“The Army Pensions Board must have a goodly mixture of the old hated class in it or I would not be so humiliated by them or E[rnest]. Blythe [the minister for finance]... other men will do justice to my son’s worth and character and protect me from the insults I am receiving.”
The gratuity on offer was later raised to £150, the maximum allowable, due to “special circumstances”. She was described in administrative correspondence as “an old feeble woman and Seán Treacy was her only son”.
Some applicants had to endure years of waiting, frustration, and tortuous correspondence, often with no positive outcome. The tone of many of their letters conveys anger with seemingly endless bureaucratic inertia.
An added insult to many, to their genuine dismay, was that their services and sacrifices were not officially recognised, sometimes because of the verifying the exact level of service or number of military engagements. Poverty formed the backdrop to many cases considered, which gave an added urgency to appeals.
Others who were disappointed with the decisions about their rank expressed their dismay but did not pursue an appeal, being well aware how long the process could take. As John Scollan from Drumcondra in Dublin put it in May 1938: “The question of rank is certainly disappointing. As I am now 62 years of age, it would only delay matters considerably if I were to appeal. This I am not going to do.”
Scollan had been director of organisation, intelligence, and munitions for the Hibernian Rifles and a member of the executive council of Sinn Féin.
He had, at various stages, been a prisoner in Frongoch, Wandsworth, Wormwood Scrubs, and Reading jails. Although he made his statement in October 1935, he had still heard nothing by November 1936. In May 1938, he was informed his pension would be £20 per annum.
Understandably, at a time of high unemployment, economic stagnation, and very limited prospects for the next generation, the issue of dependency permeates the pension files. In 1946, the 34-year-old daughter of an army pension recipient who had recently died asked the Department of Defence if her father’s last cheque could be made payable to her.
“ I am absolutely dependent for my support on my father’s pension,” she wrote.

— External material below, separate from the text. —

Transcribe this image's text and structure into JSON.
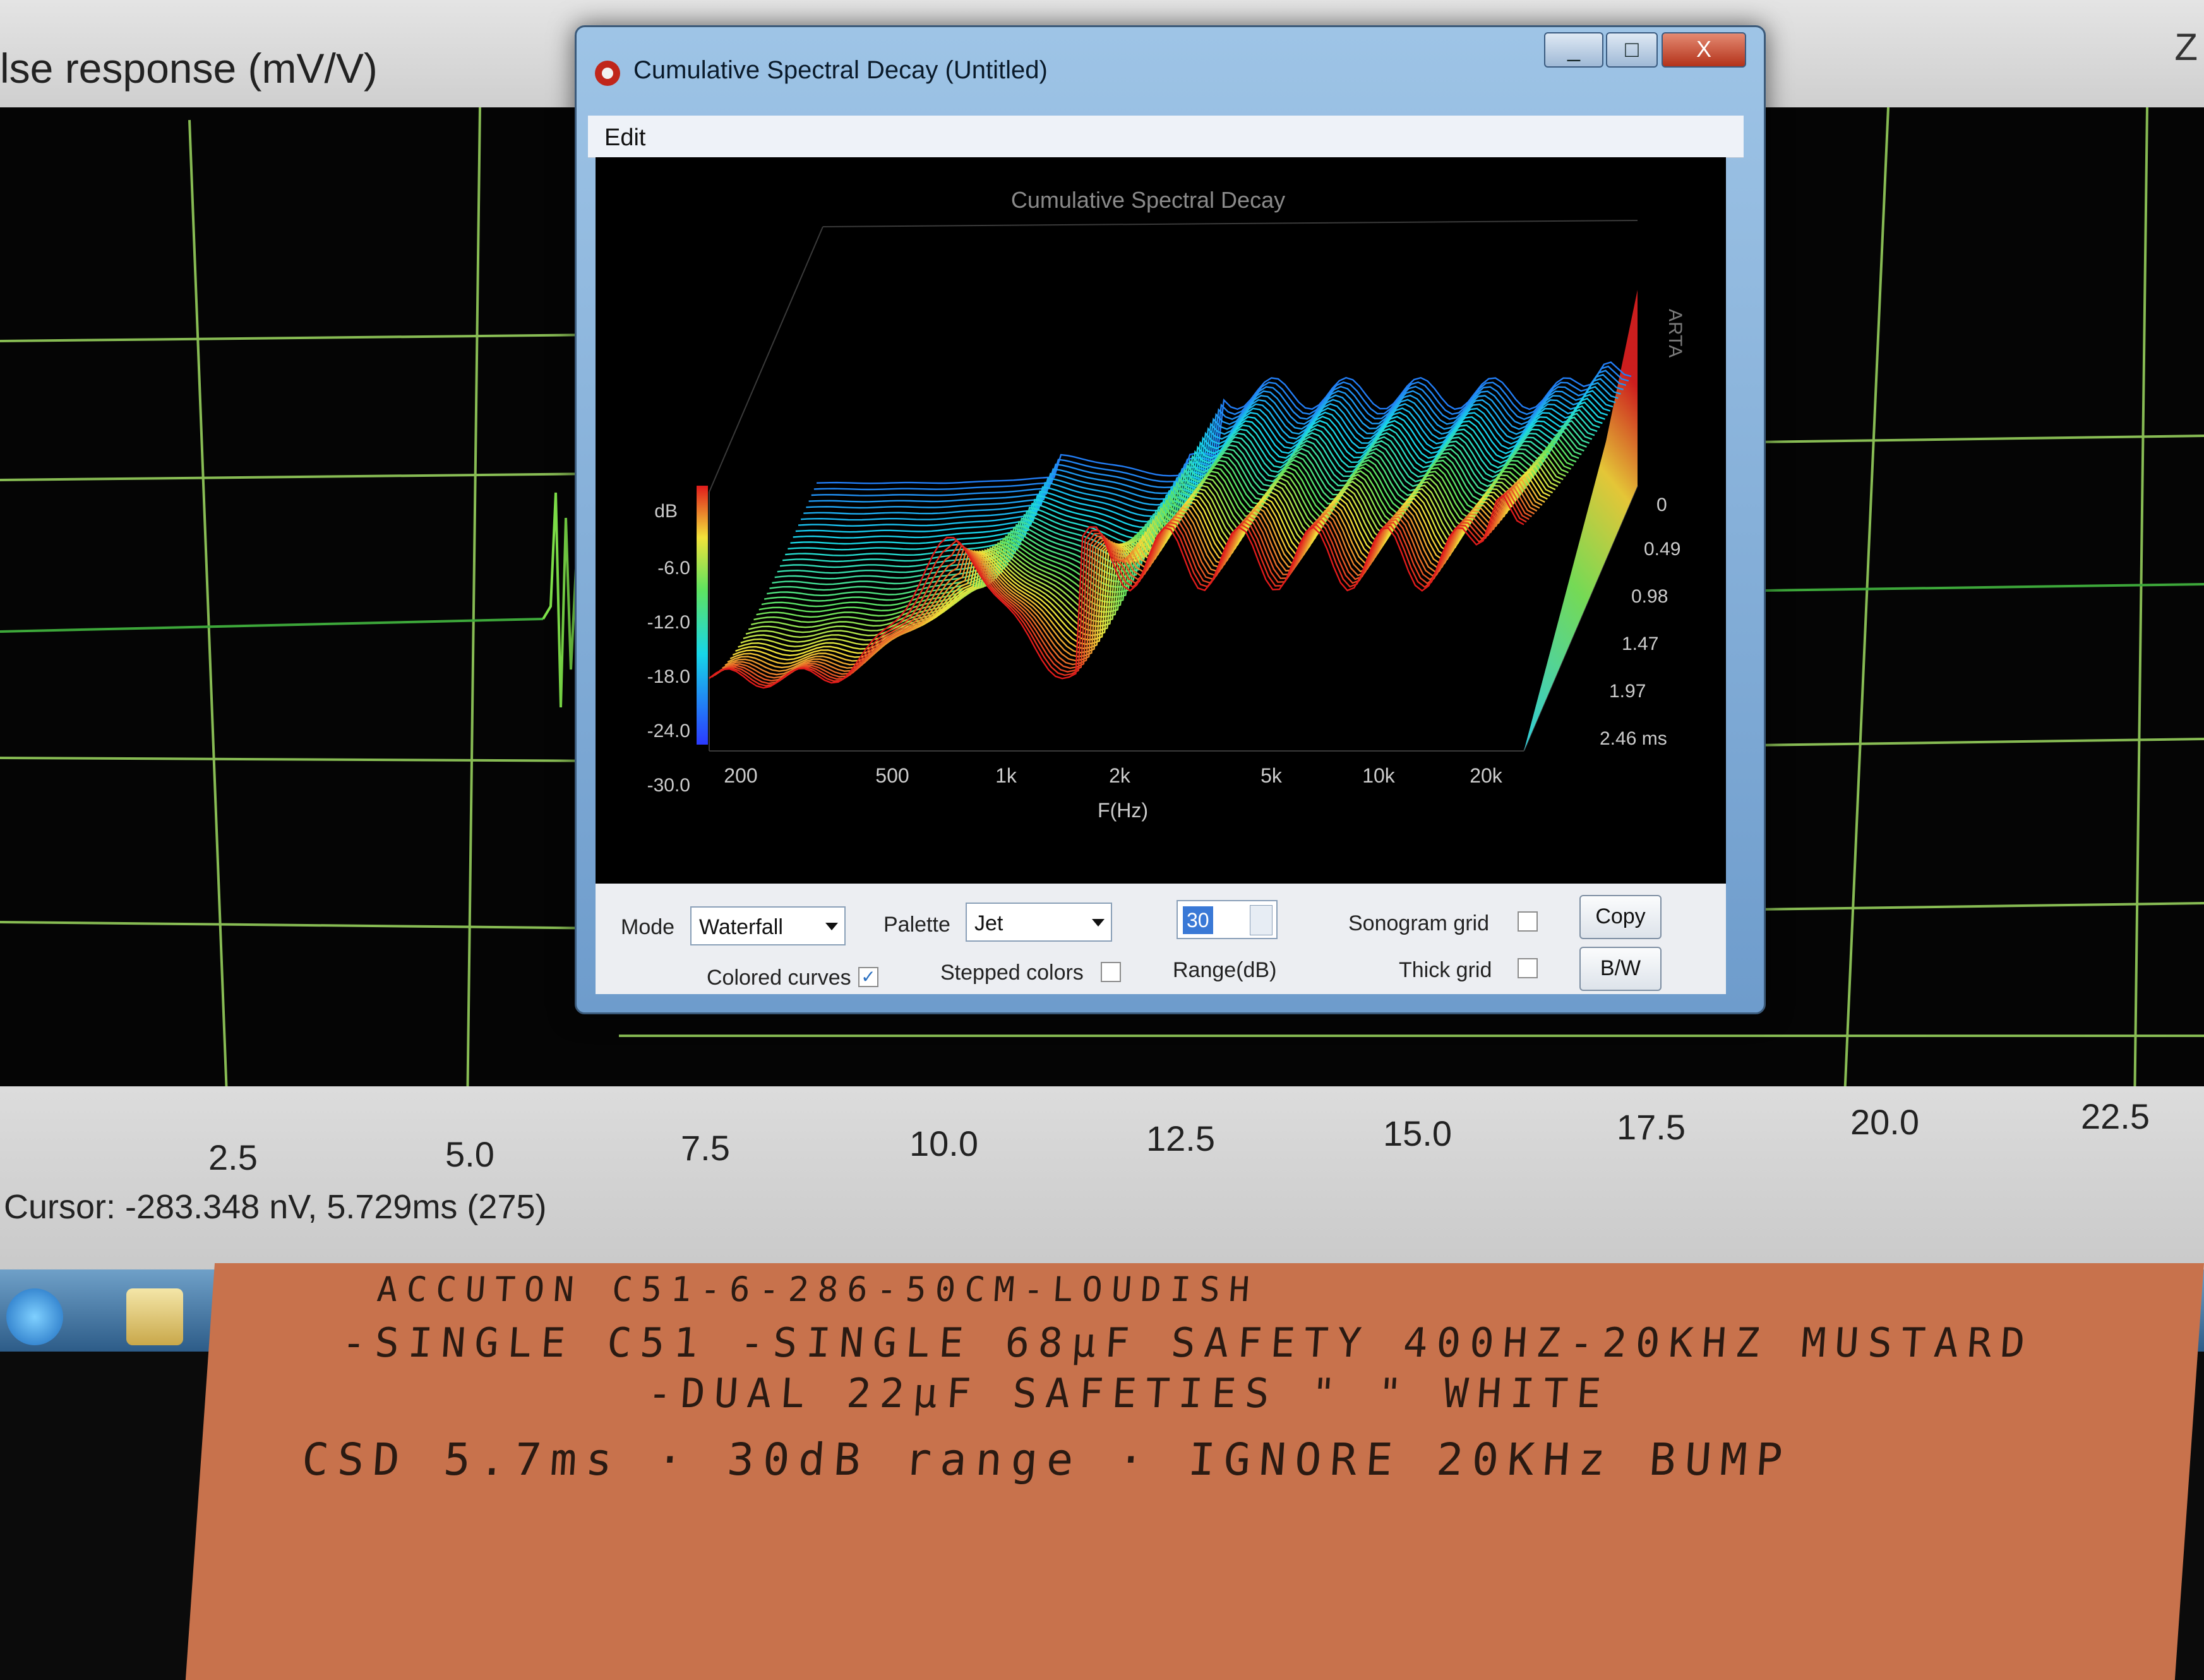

“I should also like to point out that I am an invalid for over twelve years and I am not in receipt of any monies from any source whatsoever. I am unable to work, I get no relief or insurance benefits, and I have nothing left out of my death policy as any money received went to pay doctors for my father’s illness and funeral expenses. My brother in law has asked me to live with him for the future.”
The sum was paid to her as requested; it amounted to 13 shillings and nine pence. For those seeking to eke out a bare subsistence in the 1930s and 1940s, every penny generated by War of Independence service was precious.